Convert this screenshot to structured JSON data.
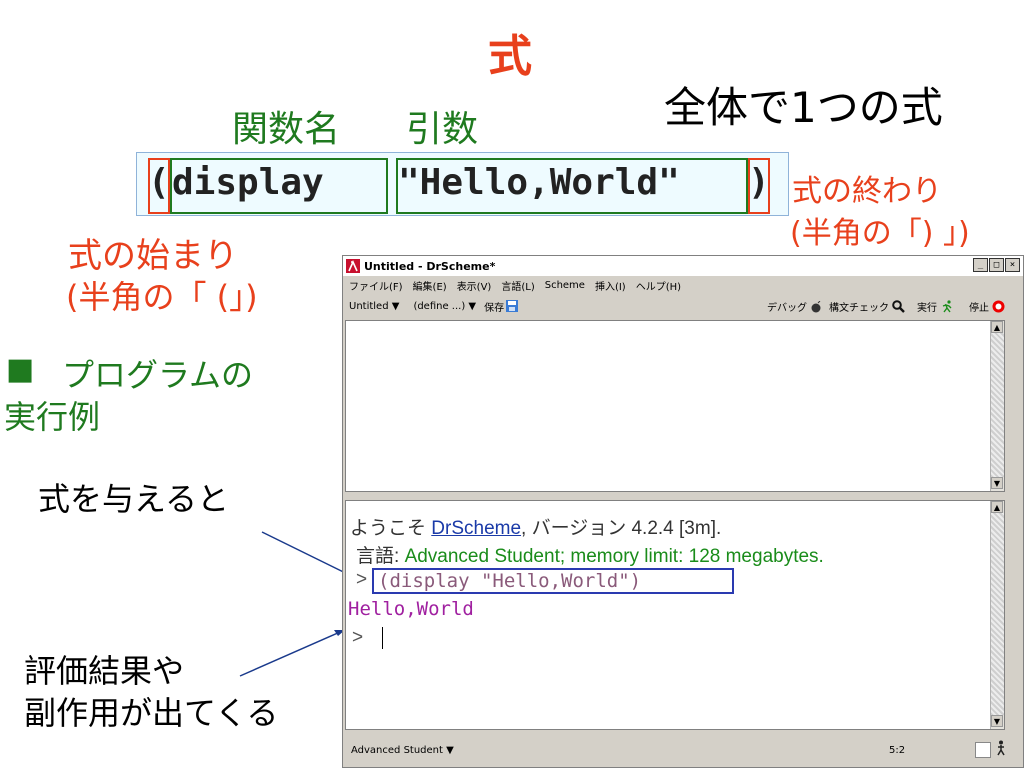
{
  "slide": {
    "heading": "式",
    "whole_expression": "全体で1つの式",
    "func_name_label": "関数名",
    "arg_label": "引数",
    "code": {
      "open_paren": "(",
      "func_name": "display",
      "argument": "\"Hello,World\"",
      "close_paren": ")"
    },
    "end_label": "式の終わり",
    "end_sub": "(半角の「) 」)",
    "start_label": "式の始まり",
    "start_sub": "(半角の「 (」)",
    "example_bullet": "■",
    "example_title_line1": "プログラムの",
    "example_title_line2": "実行例",
    "give_expr": "式を与えると",
    "result_line1": "評価結果や",
    "result_line2": "副作用が出てくる"
  },
  "window": {
    "title": "Untitled - DrScheme*",
    "menu": [
      "ファイル(F)",
      "編集(E)",
      "表示(V)",
      "言語(L)",
      "Scheme",
      "挿入(I)",
      "ヘルプ(H)"
    ],
    "toolbar": {
      "untitled": "Untitled ▼",
      "define": "(define ...) ▼",
      "save": "保存",
      "debug": "デバッグ",
      "syntax_check": "構文チェック",
      "run": "実行",
      "stop": "停止"
    },
    "interactions": {
      "welcome_prefix": "ようこそ ",
      "welcome_link": "DrScheme",
      "welcome_suffix": ", バージョン 4.2.4 [3m].",
      "lang_prefix": "言語: ",
      "lang_name": "Advanced Student; memory limit: 128 megabytes.",
      "prompt1": ">",
      "input_expr": "(display \"Hello,World\")",
      "output": "Hello,World",
      "prompt2": ">"
    },
    "status": {
      "language": "Advanced Student ▼",
      "position": "5:2"
    }
  }
}
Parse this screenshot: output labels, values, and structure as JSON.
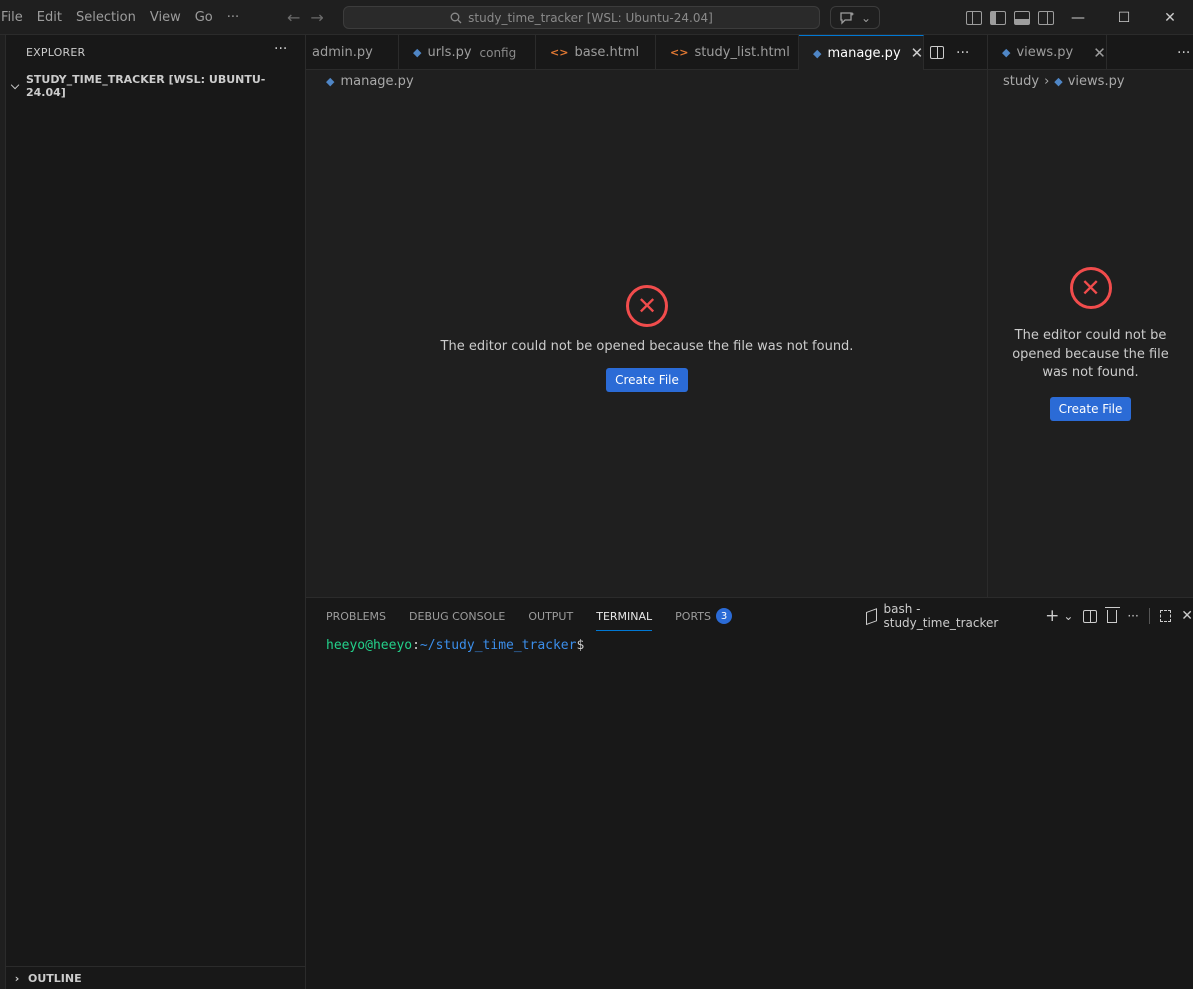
{
  "titlebar": {
    "menu": [
      "File",
      "Edit",
      "Selection",
      "View",
      "Go",
      "···"
    ],
    "search_text": "study_time_tracker [WSL: Ubuntu-24.04]"
  },
  "sidebar": {
    "header": "EXPLORER",
    "more": "···",
    "folder": "STUDY_TIME_TRACKER [WSL: UBUNTU-24.04]",
    "outline": "OUTLINE"
  },
  "editor_group_1": {
    "tabs": [
      {
        "label": "admin.py",
        "desc": "",
        "icon": "none"
      },
      {
        "label": "urls.py",
        "desc": "config",
        "icon": "python-icon"
      },
      {
        "label": "base.html",
        "desc": "",
        "icon": "html-icon"
      },
      {
        "label": "study_list.html",
        "desc": "",
        "icon": "html-icon"
      },
      {
        "label": "manage.py",
        "desc": "",
        "icon": "python-icon",
        "active": true
      }
    ],
    "breadcrumb": "manage.py",
    "error_message": "The editor could not be opened because the file was not found.",
    "button": "Create File"
  },
  "editor_group_2": {
    "tab": "views.py",
    "breadcrumb": [
      "study",
      "views.py"
    ],
    "error_message": "The editor could not be opened because the file was not found.",
    "button": "Create File"
  },
  "panel": {
    "tabs": [
      "PROBLEMS",
      "DEBUG CONSOLE",
      "OUTPUT",
      "TERMINAL",
      "PORTS"
    ],
    "active_tab": "TERMINAL",
    "ports_badge": "3",
    "terminal_session": "bash - study_time_tracker",
    "prompt_user": "heeyo@heeyo",
    "prompt_sep": ":",
    "prompt_path": "~/study_time_tracker",
    "prompt_dollar": "$"
  },
  "colors": {
    "accent": "#0078d4",
    "button": "#2b6bd6",
    "error": "#f14c4c",
    "terminal_user": "#23d18b",
    "terminal_path": "#3b8eea"
  }
}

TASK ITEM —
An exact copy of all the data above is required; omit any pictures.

RESULT OF THE EXERCISE —
Convert this screenshot to structured JSON data.
{
  "slide": {
    "heading": "式",
    "whole_expression": "全体で1つの式",
    "func_name_label": "関数名",
    "arg_label": "引数",
    "code": {
      "open_paren": "(",
      "func_name": "display",
      "argument": "\"Hello,World\"",
      "close_paren": ")"
    },
    "end_label": "式の終わり",
    "end_sub": "(半角の「) 」)",
    "start_label": "式の始まり",
    "start_sub": "(半角の「 (」)",
    "example_bullet": "■",
    "example_title_line1": "プログラムの",
    "example_title_line2": "実行例",
    "give_expr": "式を与えると",
    "result_line1": "評価結果や",
    "result_line2": "副作用が出てくる"
  },
  "window": {
    "title": "Untitled - DrScheme*",
    "menu": [
      "ファイル(F)",
      "編集(E)",
      "表示(V)",
      "言語(L)",
      "Scheme",
      "挿入(I)",
      "ヘルプ(H)"
    ],
    "toolbar": {
      "untitled": "Untitled ▼",
      "define": "(define ...) ▼",
      "save": "保存",
      "debug": "デバッグ",
      "syntax_check": "構文チェック",
      "run": "実行",
      "stop": "停止"
    },
    "interactions": {
      "welcome_prefix": "ようこそ ",
      "welcome_link": "DrScheme",
      "welcome_suffix": ", バージョン 4.2.4 [3m].",
      "lang_prefix": "言語: ",
      "lang_name": "Advanced Student; memory limit: 128 megabytes.",
      "prompt1": ">",
      "input_expr": "(display \"Hello,World\")",
      "output": "Hello,World",
      "prompt2": ">"
    },
    "status": {
      "language": "Advanced Student ▼",
      "position": "5:2"
    }
  }
}
Parse this screenshot: output labels, values, and structure as JSON.
{
  "titlebar": {
    "menu": [
      "File",
      "Edit",
      "Selection",
      "View",
      "Go",
      "···"
    ],
    "search_text": "study_time_tracker [WSL: Ubuntu-24.04]"
  },
  "sidebar": {
    "header": "EXPLORER",
    "more": "···",
    "folder": "STUDY_TIME_TRACKER [WSL: UBUNTU-24.04]",
    "outline": "OUTLINE"
  },
  "editor_group_1": {
    "tabs": [
      {
        "label": "admin.py",
        "desc": "",
        "icon": "none"
      },
      {
        "label": "urls.py",
        "desc": "config",
        "icon": "python-icon"
      },
      {
        "label": "base.html",
        "desc": "",
        "icon": "html-icon"
      },
      {
        "label": "study_list.html",
        "desc": "",
        "icon": "html-icon"
      },
      {
        "label": "manage.py",
        "desc": "",
        "icon": "python-icon",
        "active": true
      }
    ],
    "breadcrumb": "manage.py",
    "error_message": "The editor could not be opened because the file was not found.",
    "button": "Create File"
  },
  "editor_group_2": {
    "tab": "views.py",
    "breadcrumb": [
      "study",
      "views.py"
    ],
    "error_message": "The editor could not be opened because the file was not found.",
    "button": "Create File"
  },
  "panel": {
    "tabs": [
      "PROBLEMS",
      "DEBUG CONSOLE",
      "OUTPUT",
      "TERMINAL",
      "PORTS"
    ],
    "active_tab": "TERMINAL",
    "ports_badge": "3",
    "terminal_session": "bash - study_time_tracker",
    "prompt_user": "heeyo@heeyo",
    "prompt_sep": ":",
    "prompt_path": "~/study_time_tracker",
    "prompt_dollar": "$"
  },
  "colors": {
    "accent": "#0078d4",
    "button": "#2b6bd6",
    "error": "#f14c4c",
    "terminal_user": "#23d18b",
    "terminal_path": "#3b8eea"
  }
}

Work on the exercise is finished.